In October the remaining base rings were
installed and a commencement made on erecting the light plant.
In December the light plant was finished, the guns were mounted,
in April the concrete surfaces exposed to view from the bay were
painted with paraffin paint to conceal them.
The battery was 325 ' across, and 120
' deep, and 120' between the guns, and had three cranes, this
battery also had 5 more rooms, 4 of them were 10' x 16' and one
was 16 x 221/2', and two galleries behind the powder and shells
room one was 8' x 64 and the other was 8' x 39', the size of
these rooms were changed a couple of times before building, theses
sizes are off the approved construction plans. I do not know
what the other rooms were, may have been a C.O. Room, Guard Room
or Oil Room, plans do not show, and with three sets of stairs
leading down the slope to the road behind the battery.
When the structure is completed the district

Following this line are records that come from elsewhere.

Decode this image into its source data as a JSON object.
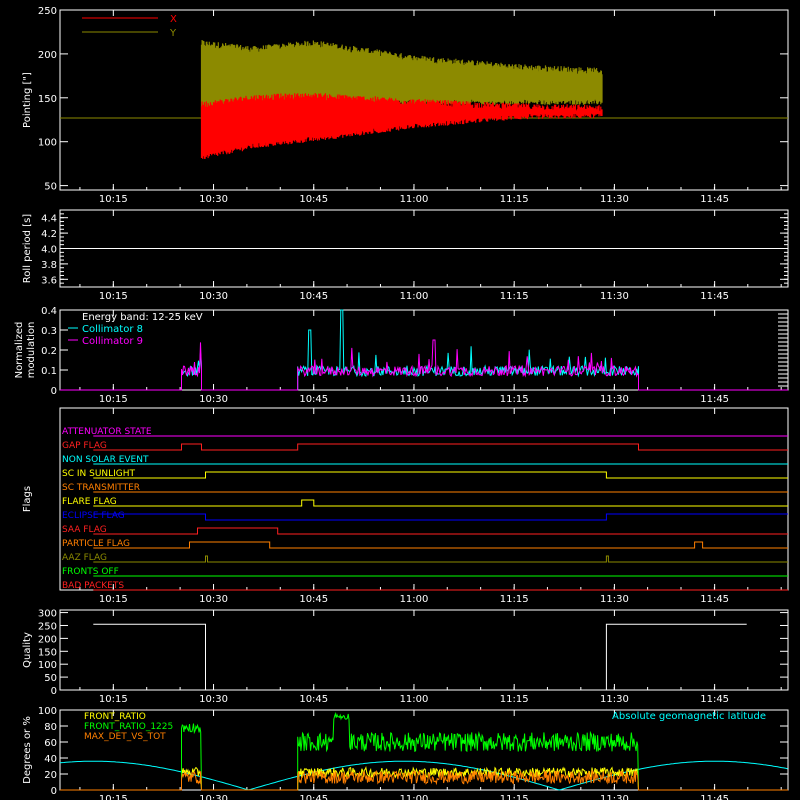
{
  "chart_data": [
    {
      "id": "pointing",
      "type": "line",
      "ylabel": "Pointing [\"]",
      "ylim": [
        45,
        250
      ],
      "yticks": [
        50,
        100,
        150,
        200,
        250
      ],
      "xticks": [
        "10:15",
        "10:30",
        "10:45",
        "11:00",
        "11:15",
        "11:30",
        "11:45"
      ],
      "series": [
        {
          "name": "X",
          "color": "#ff0000",
          "band_x": [
            10.47,
            10.6,
            10.75,
            11.0,
            11.25,
            11.47
          ],
          "band_low": [
            82,
            95,
            103,
            118,
            128,
            130
          ],
          "band_high": [
            142,
            150,
            152,
            145,
            140,
            138
          ]
        },
        {
          "name": "Y",
          "color": "#8c8a00",
          "band_x": [
            10.47,
            10.6,
            10.75,
            11.0,
            11.25,
            11.47
          ],
          "band_low": [
            128,
            135,
            140,
            145,
            145,
            145
          ],
          "band_high": [
            212,
            205,
            212,
            195,
            185,
            180
          ]
        }
      ],
      "baseline": 127
    },
    {
      "id": "roll",
      "type": "line",
      "ylabel": "Roll period [s]",
      "ylim": [
        3.5,
        4.5
      ],
      "yticks": [
        "3.6",
        "3.8",
        "4.0",
        "4.2",
        "4.4"
      ],
      "xticks": [
        "10:15",
        "10:30",
        "10:45",
        "11:00",
        "11:15",
        "11:30",
        "11:45"
      ],
      "value": 4.0
    },
    {
      "id": "modulation",
      "type": "line",
      "ylabel": "Normalized modulation",
      "ylim": [
        0,
        0.4
      ],
      "yticks": [
        "0",
        "0.1",
        "0.2",
        "0.3",
        "0.4"
      ],
      "xticks": [
        "10:15",
        "10:30",
        "10:45",
        "11:00",
        "11:15",
        "11:30",
        "11:45"
      ],
      "annotation": "Energy band: 12-25 keV",
      "series": [
        {
          "name": "Collimator 8",
          "color": "#00ffff"
        },
        {
          "name": "Collimator 9",
          "color": "#ff00ff"
        }
      ],
      "active_segments": [
        [
          10.42,
          10.47
        ],
        [
          10.71,
          11.56
        ]
      ]
    },
    {
      "id": "flags",
      "type": "line",
      "ylabel": "Flags",
      "xticks": [
        "10:15",
        "10:30",
        "10:45",
        "11:00",
        "11:15",
        "11:30",
        "11:45"
      ],
      "flags": [
        {
          "name": "ATTENUATOR STATE",
          "color": "#ff00ff",
          "steps": [
            [
              10.2,
              0
            ],
            [
              11.83,
              0
            ]
          ]
        },
        {
          "name": "GAP FLAG",
          "color": "#ff2020",
          "steps": [
            [
              10.2,
              0
            ],
            [
              10.42,
              1
            ],
            [
              10.47,
              0
            ],
            [
              10.71,
              1
            ],
            [
              11.56,
              0
            ],
            [
              11.83,
              0
            ]
          ]
        },
        {
          "name": "NON SOLAR EVENT",
          "color": "#00ffff",
          "steps": [
            [
              10.2,
              0
            ],
            [
              11.83,
              0
            ]
          ]
        },
        {
          "name": "SC IN SUNLIGHT",
          "color": "#ffff00",
          "steps": [
            [
              10.2,
              0
            ],
            [
              10.48,
              1
            ],
            [
              11.48,
              0
            ],
            [
              11.83,
              0
            ]
          ]
        },
        {
          "name": "SC TRANSMITTER",
          "color": "#ff7f00",
          "steps": [
            [
              10.2,
              0
            ],
            [
              11.83,
              0
            ]
          ]
        },
        {
          "name": "FLARE FLAG",
          "color": "#ffff00",
          "steps": [
            [
              10.2,
              0
            ],
            [
              10.72,
              1
            ],
            [
              10.75,
              0
            ],
            [
              11.83,
              0
            ]
          ]
        },
        {
          "name": "ECLIPSE FLAG",
          "color": "#0000ff",
          "steps": [
            [
              10.2,
              1
            ],
            [
              10.48,
              0
            ],
            [
              11.48,
              1
            ],
            [
              11.83,
              1
            ]
          ]
        },
        {
          "name": "SAA FLAG",
          "color": "#ff2020",
          "steps": [
            [
              10.2,
              0
            ],
            [
              10.46,
              1
            ],
            [
              10.66,
              0
            ],
            [
              11.83,
              0
            ]
          ]
        },
        {
          "name": "PARTICLE FLAG",
          "color": "#ff7f00",
          "steps": [
            [
              10.2,
              0
            ],
            [
              10.44,
              1
            ],
            [
              10.64,
              0
            ],
            [
              11.7,
              0
            ],
            [
              11.7,
              1
            ],
            [
              11.72,
              0
            ],
            [
              11.83,
              0
            ]
          ]
        },
        {
          "name": "AAZ FLAG",
          "color": "#8c8a00",
          "steps": [
            [
              10.2,
              0
            ],
            [
              10.48,
              1
            ],
            [
              10.485,
              0
            ],
            [
              11.48,
              1
            ],
            [
              11.485,
              0
            ],
            [
              11.83,
              0
            ]
          ]
        },
        {
          "name": "FRONTS OFF",
          "color": "#00ff00",
          "steps": [
            [
              10.2,
              0
            ],
            [
              11.83,
              0
            ]
          ]
        },
        {
          "name": "BAD PACKETS",
          "color": "#ff2020",
          "steps": [
            [
              10.2,
              0
            ],
            [
              11.83,
              0
            ]
          ]
        }
      ]
    },
    {
      "id": "quality",
      "type": "line",
      "ylabel": "Quality",
      "ylim": [
        0,
        310
      ],
      "yticks": [
        "0",
        "50",
        "100",
        "150",
        "200",
        "250",
        "300"
      ],
      "xticks": [
        "10:15",
        "10:30",
        "10:45",
        "11:00",
        "11:15",
        "11:30",
        "11:45"
      ],
      "steps": [
        [
          10.2,
          255
        ],
        [
          10.48,
          255
        ],
        [
          10.48,
          0
        ],
        [
          11.48,
          0
        ],
        [
          11.48,
          255
        ],
        [
          11.83,
          255
        ]
      ]
    },
    {
      "id": "degrees",
      "type": "line",
      "ylabel": "Degrees or %",
      "ylim": [
        0,
        100
      ],
      "yticks": [
        "0",
        "20",
        "40",
        "60",
        "80",
        "100"
      ],
      "xticks": [
        "10:15",
        "10:30",
        "10:45",
        "11:00",
        "11:15",
        "11:30",
        "11:45"
      ],
      "annotation": "Absolute geomagnetic latitude",
      "annotation_color": "#00ffff",
      "series": [
        {
          "name": "FRONT_RATIO",
          "color": "#ffff00"
        },
        {
          "name": "FRONT_RATIO_1225",
          "color": "#00ff00"
        },
        {
          "name": "MAX_DET_VS_TOT",
          "color": "#ff7f00"
        }
      ],
      "active_segments": [
        [
          10.42,
          10.47
        ],
        [
          10.71,
          11.56
        ]
      ]
    }
  ],
  "colors": {
    "axes": "#ffffff",
    "background": "#000000"
  }
}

Engineer officer prepares the so called "transfer drawing"
then the Engineer officer and the local Coast Artillery officer,
make an inspection of the structure, and all was in order, the
keys, are transferred to the Artillery commander. Completed in
1900 and transferred on January 23 1900 a cost of $71,062.63.
This battery was electrified in December
of 1900, it used 3.46 kW, and had one 25 kW Hornsby-Akroyd horizontal
oil engine; De La Vergne and one 1.875-kw, 125 volt, direct,
multi-polar belted dynamo; Westinghouse Elec. Mfg. Co; purchased
January 10, 1900. Which was installed in the engine room with
some space partitioned off for the radiator, and supplied current
for Slaughter, Sherwood, Blaney, and Baldwin, F/9 Slaughter,
F/5, F/6 and a type A switchboard (lights in building only) the
feeder lines were in the engine room in the generator panel of
the emplacement plant switchboard, being there were no motors
in the battery. Transferred to Artillery on January 23, 1900,
at a cost of $1,293.00.
This battery was connected to water and
sewer and had a syphon latrine (the only one of the Cemetery
batteries to have one) and it data transmission was by telephone.
This battery was ventilated by natural draft, 20" X 20"
concrete shaft with hinged iron cover from the magazine. Trunnion
elevation in battery 88.7, Datum M.L.L.W. This battery was also
referred to as a National Cemetery Battery.
This battery saw service from 1885 to
1917. The three 8-inch guns in this battery were dismounted and
Shipped back to the Watervliet Arsenal in November 17 1917, C.O.
Per tel. So Pac CAD dated 12 October 1917. After that it was
used for storage until most of this battery was buried during
the construction of the southern approach road to the Golden
Gate bridge during the 1930s. One corner of concrete remains
to be seem today by Battery Blaney, but in the last years, two
of the shell room were found, and are intact. And there has been
a clean up of the battery, and it seems it was just buried and
not broken up. This emplacement was turned over to the jurisdiction
of the Presidio of San Francisco in accordance with and adjustment
of the administrative boundary between Fort Scott and The Presidio
of San Francisco.
Completed Works - Seacoast Fortifications (December 1919)